Everyone has a patient (or two) that makes you cringe when you see their name on the schedule. Your entire staff dreads their arrival and is uneasy during their visit. As you spend time anticipating the worst interaction with this person, ask yourself “is it really worth it?”
Let’s look at how this type of patient can affect more than you may realize.
It has happened. You ask yourself, “Has it been a year already?” Ms. Dolly Difficult is on the schedule again. You roll your eyes. A few memories run through your mind of prescription remakes or patient refunds. Your entire staff has this uneasy feeling about Dolly’s appointment. Everyone can sense that trouble is on the way.
In any negative situation, the anticipation is usually much worse than the actual encounter. There is a lot of, “Ms. Difficult will probably say this…” or Ms. Difficult will definitely do that…”. What a waste of time and brain power! Wouldn’t it be better to identify early on that not everyone on earth is put here to be your favorite person?
However, Dolly Difficult is coming. So, you just say to yourself, “We will just push through it and it will be fine.”
The Actual Visit
The day has come and Ms. Difficult arrives for her visit. “Ugh…” Your front desk person paints on a fake smile and greets Dolly. As the insurance benefits are gone over with her, Dolly complains that her vision plan won’t cover her visit for her red eye. Finally, she reluctantly agrees/understands that they will need to pay her thirty dollar medical insurance copay instead of her fifteen dollar vision plan copay. Okay. Battle one: complete!
Now, the patient is in the exam room and complains about every part of the exam. Dolly is irritated that the doctor took too long to come into the exam room and also lodges a complaint about the rude front desk person making her pay her medical copay. Finally, the exam is finished and you did your best to appease this Ms. Difficult. Battle two: complete… “Whew!”
Ms. Dolly Difficult is in the dispensary now. Your best optician is tasked with helping her pick out her new glasses. Dolly asks “Why don’t you have any frames that look like this?” and “I really want a small frame.” Your optician says, “Ma’am, it would be best to select a frame that has a larger space for your progressive lens. We have several frames that I think you will like.” After a long conversation and endless explanations about B measurements, the frame is selected. There is another scuttle about the price of the lenses and why her vision plan won’t cover the entire cost. She pays and is finally out the door. Your entire staff breathes a sigh of relief. Battle three: complete.
After the dust settles, your optician says, “Dolly will be back in a week to pick up her glasses.” …everyone cringes.
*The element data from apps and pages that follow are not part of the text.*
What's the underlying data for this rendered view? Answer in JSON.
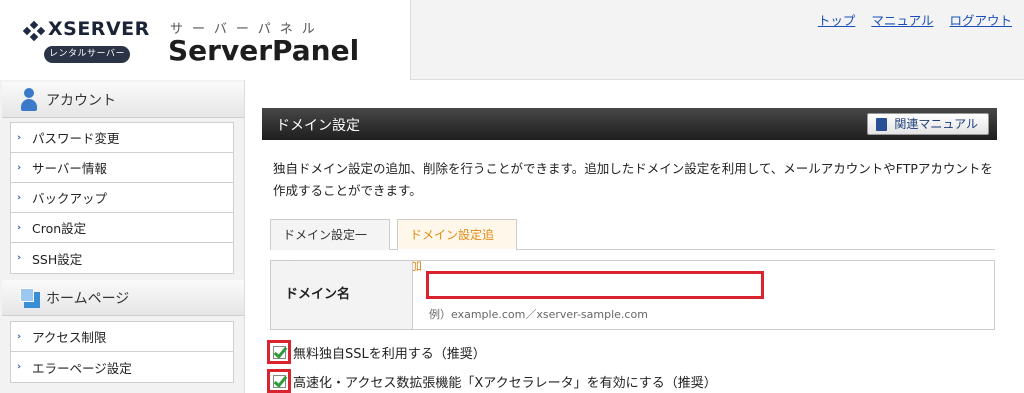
{
  "header": {
    "brand": "XSERVER",
    "brand_badge": "レンタルサーバー",
    "panel_kana": "サーバーパネル",
    "panel_title": "ServerPanel",
    "links": [
      "トップ",
      "マニュアル",
      "ログアウト"
    ]
  },
  "sidebar": {
    "sections": [
      {
        "title": "アカウント",
        "icon": "user-icon",
        "items": [
          "パスワード変更",
          "サーバー情報",
          "バックアップ",
          "Cron設定",
          "SSH設定"
        ]
      },
      {
        "title": "ホームページ",
        "icon": "homepage-icon",
        "items": [
          "アクセス制限",
          "エラーページ設定"
        ]
      }
    ]
  },
  "main": {
    "section_title": "ドメイン設定",
    "manual_button": "関連マニュアル",
    "description": "独自ドメイン設定の追加、削除を行うことができます。追加したドメイン設定を利用して、メールアカウントやFTPアカウントを作成することができます。",
    "tabs": [
      {
        "label": "ドメイン設定一覧",
        "active": false
      },
      {
        "label": "ドメイン設定追加",
        "active": true
      }
    ],
    "form": {
      "domain_label": "ドメイン名",
      "domain_value": "",
      "domain_hint": "例）example.com／xserver-sample.com"
    },
    "options": [
      {
        "label": "無料独自SSLを利用する（推奨）",
        "checked": true
      },
      {
        "label": "高速化・アクセス数拡張機能「Xアクセラレータ」を有効にする（推奨）",
        "checked": true
      }
    ]
  },
  "colors": {
    "header_bar": "#1e1e1e",
    "active_tab_text": "#e08a17",
    "highlight_border": "#d9232e",
    "link": "#1a4fb8",
    "check": "#2e9c3a"
  }
}
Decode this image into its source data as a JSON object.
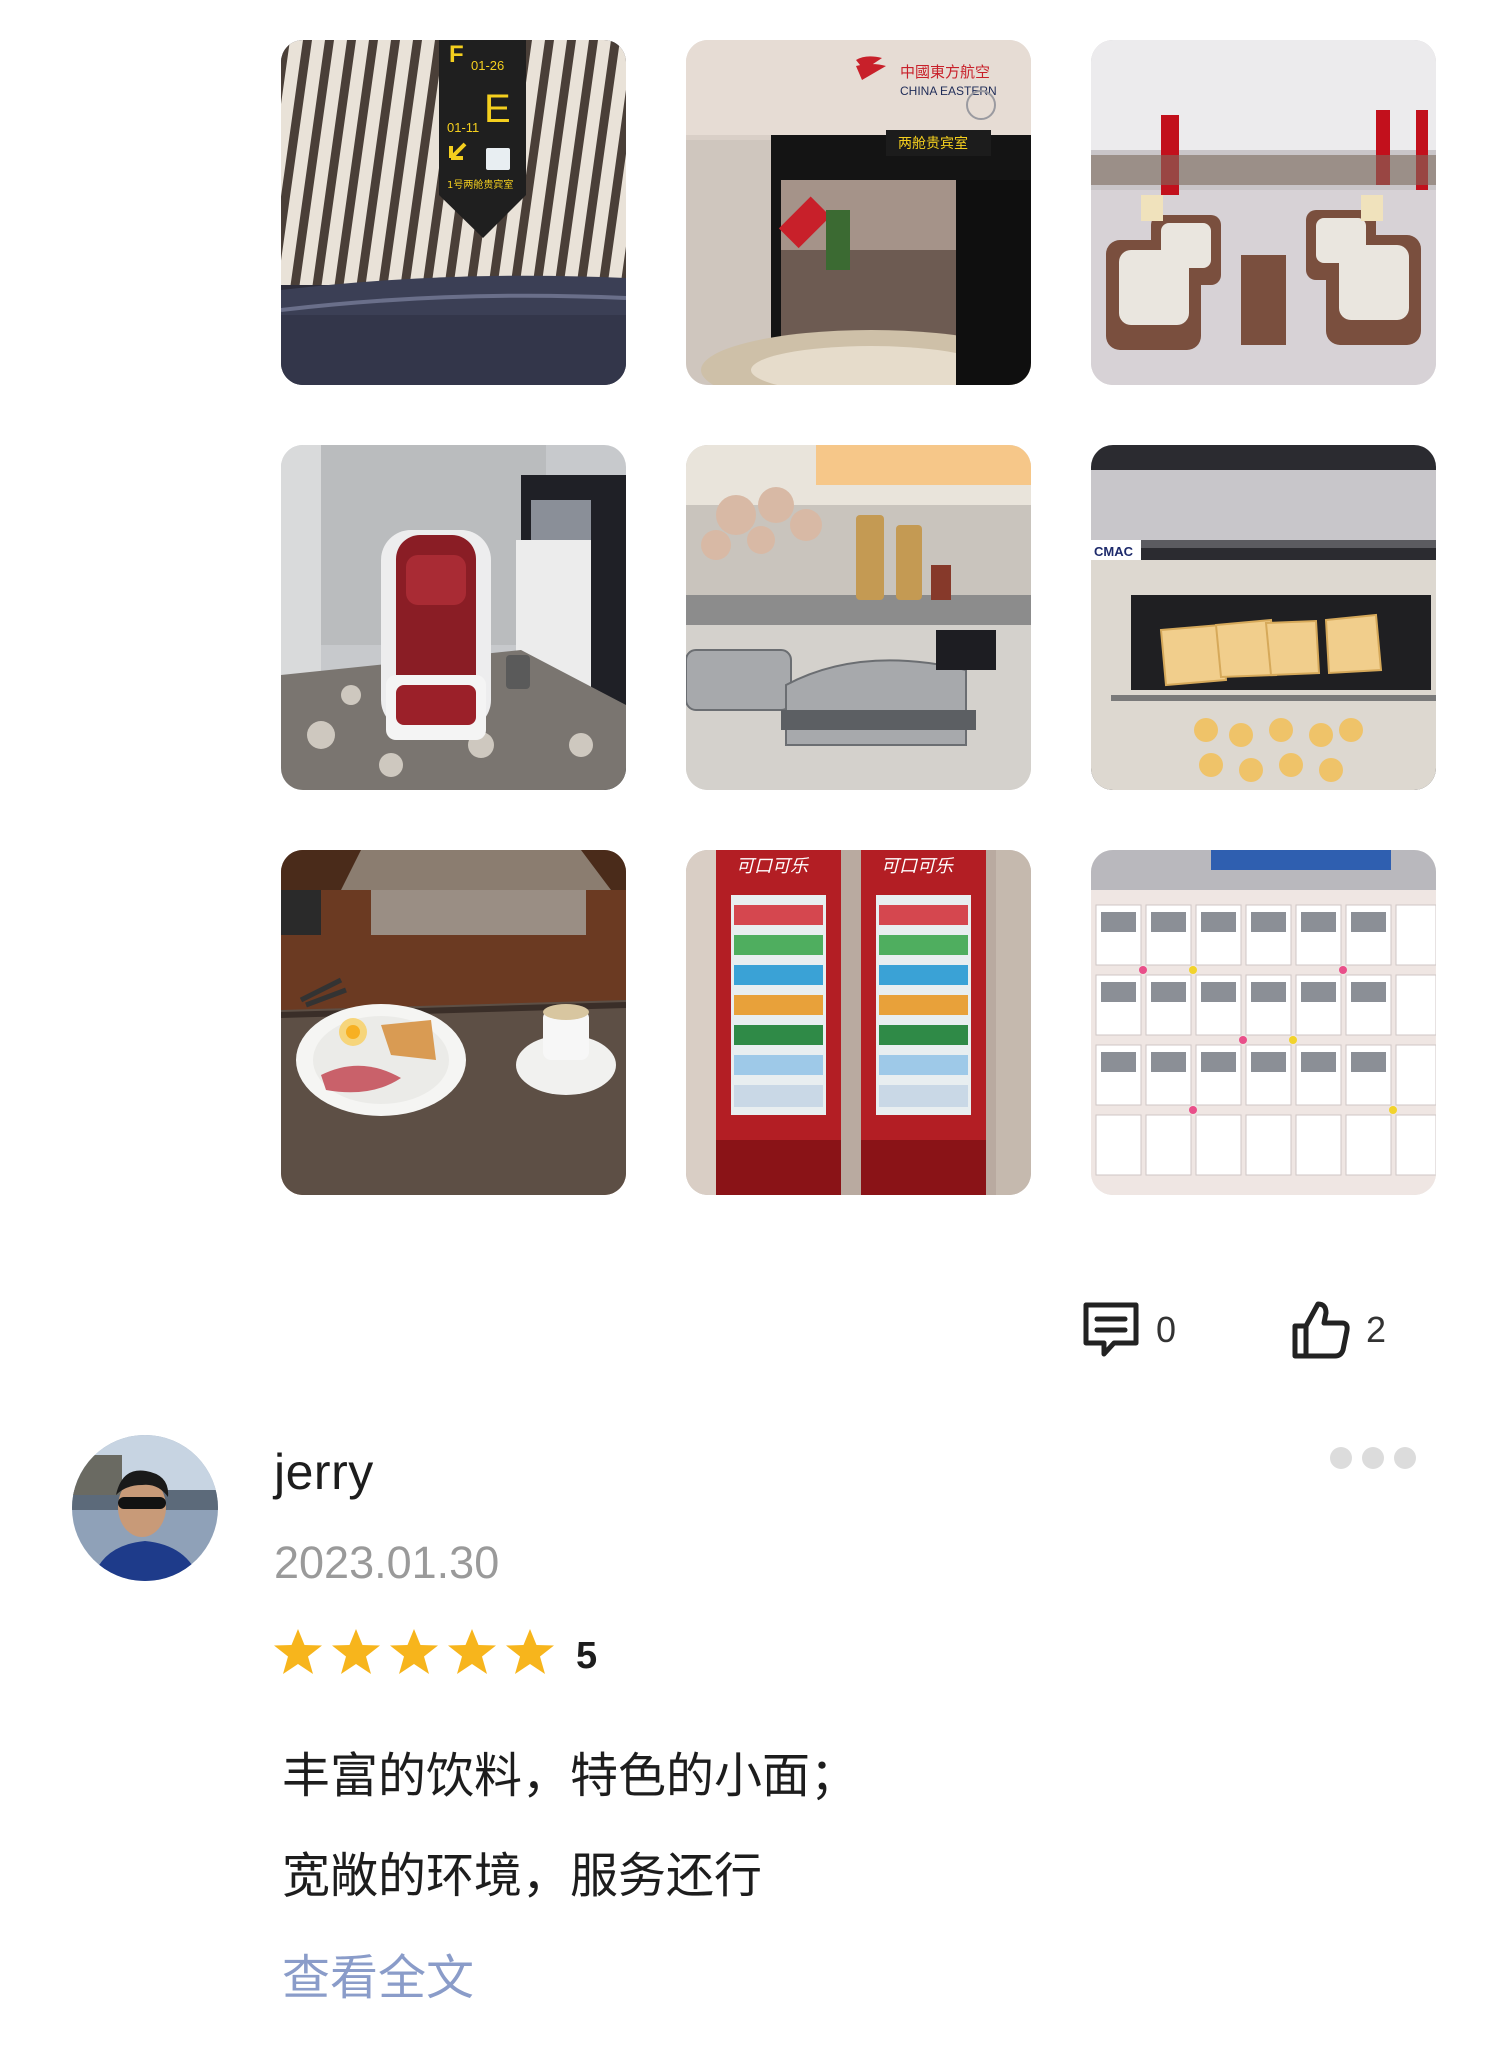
{
  "photos": [
    {
      "icon": "photo-signage",
      "sign_texts": [
        "F",
        "01-26",
        "E",
        "01-11",
        "1号两舱贵宾室"
      ]
    },
    {
      "icon": "photo-lounge-entrance",
      "sign_texts": [
        "中國東方航空",
        "CHINA EASTERN",
        "两舱贵宾室"
      ]
    },
    {
      "icon": "photo-seating-area"
    },
    {
      "icon": "photo-massage-chair"
    },
    {
      "icon": "photo-buffet-counter"
    },
    {
      "icon": "photo-bread-display",
      "sign_texts": [
        "CMAC"
      ]
    },
    {
      "icon": "photo-meal-plate"
    },
    {
      "icon": "photo-drinks-fridge",
      "sign_texts": [
        "可口可乐",
        "可口可乐"
      ]
    },
    {
      "icon": "photo-message-board"
    }
  ],
  "actions": {
    "comment_count": "0",
    "like_count": "2",
    "comment_icon": "comment-icon",
    "like_icon": "thumbs-up-icon"
  },
  "review": {
    "username": "jerry",
    "date": "2023.01.30",
    "rating_value": 5,
    "rating_label": "5",
    "lines": [
      "丰富的饮料，特色的小面；",
      "宽敞的环境，服务还行"
    ],
    "read_more": "查看全文"
  },
  "colors": {
    "star": "#f7b51c",
    "link": "#8a9cc9",
    "muted": "#9a9a9a",
    "more_dots": "#dcdcdc"
  }
}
Wait a minute! Why would anyone go through this? You may think it is just part of doing business. It may be true that not every patient interaction will be amazing, but there is something you can do about the “Dolly Difficult” in your office.
The Parting of Ways
Firing a patient sounds pretty harsh. However, it really might be better for everyone involved. Ask yourself, are you really giving this patient the best care they could be receiving? Especially when you dread even speaking to them?
When a person makes your entire staff miserable, it is time to part ways. Not only because of the time spent anticipating the patient’s visit, but because no one should be given a free pass to come into your business and make you miserable. Sometimes people don’t get along and that’s okay. It is much better to recognize it and have a discussion with the patient.
The discussion might be another cause for anxiety. Not everyone enjoys confrontation. The way to handle “firing a patient” is to be calm, concise, and direct. It is very important not to leave any room for misinterpretation. Here is an example: “Ms. Difficult, it seems like you don’t enjoy visiting us. We have decided that it would be best for everyone if you found an optometrist that would be a better fit for you. Thank you for giving us a chance to take care of you and I hope you find someone that you enjoy visiting.” It’s that simple.
The Dalai Lama said, “Although you may not always be able to avoid difficult situations, you can modify the extent to which you can suffer by how you choose to respond to the situation.” The key is that you must respond. Doing nothing will bring more of the same.
Having that conversation will not only rid you of your “Dolly Difficult”, but it will also take the pressure off of your staff. Hostile patients can be awful to deal with and can slow down productivity immeasurably. One simple conversation can save you time, money, and sanity.